» **WHAT IS EXPECTED**:
Please output every entry below exactly as written, leaving out any pictures.

» **WORKING DATA**:

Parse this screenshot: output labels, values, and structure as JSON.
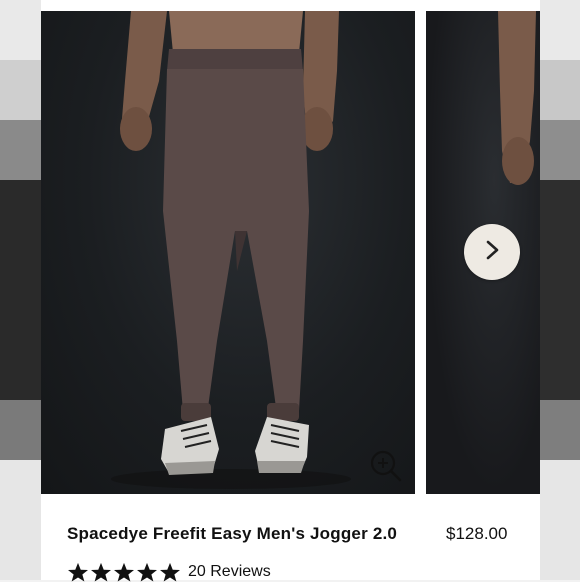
{
  "product": {
    "title": "Spacedye Freefit Easy Men's Jogger 2.0",
    "price": "$128.00",
    "rating_stars": 5,
    "reviews_label": "20 Reviews"
  },
  "gallery": {
    "zoom_icon": "zoom-in-icon",
    "next_icon": "chevron-right-icon"
  },
  "colors": {
    "photo_background": "#1b1e21",
    "pants": "#5a4a48",
    "next_button": "#eeeae3",
    "text": "#111111"
  }
}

» **RESULT OF THE TASK**:
Parse this screenshot: output labels, values, and structure as JSON.
{
  "product": {
    "title": "Spacedye Freefit Easy Men's Jogger 2.0",
    "price": "$128.00",
    "rating_stars": 5,
    "reviews_label": "20 Reviews"
  },
  "gallery": {
    "zoom_icon": "zoom-in-icon",
    "next_icon": "chevron-right-icon"
  },
  "colors": {
    "photo_background": "#1b1e21",
    "pants": "#5a4a48",
    "next_button": "#eeeae3",
    "text": "#111111"
  }
}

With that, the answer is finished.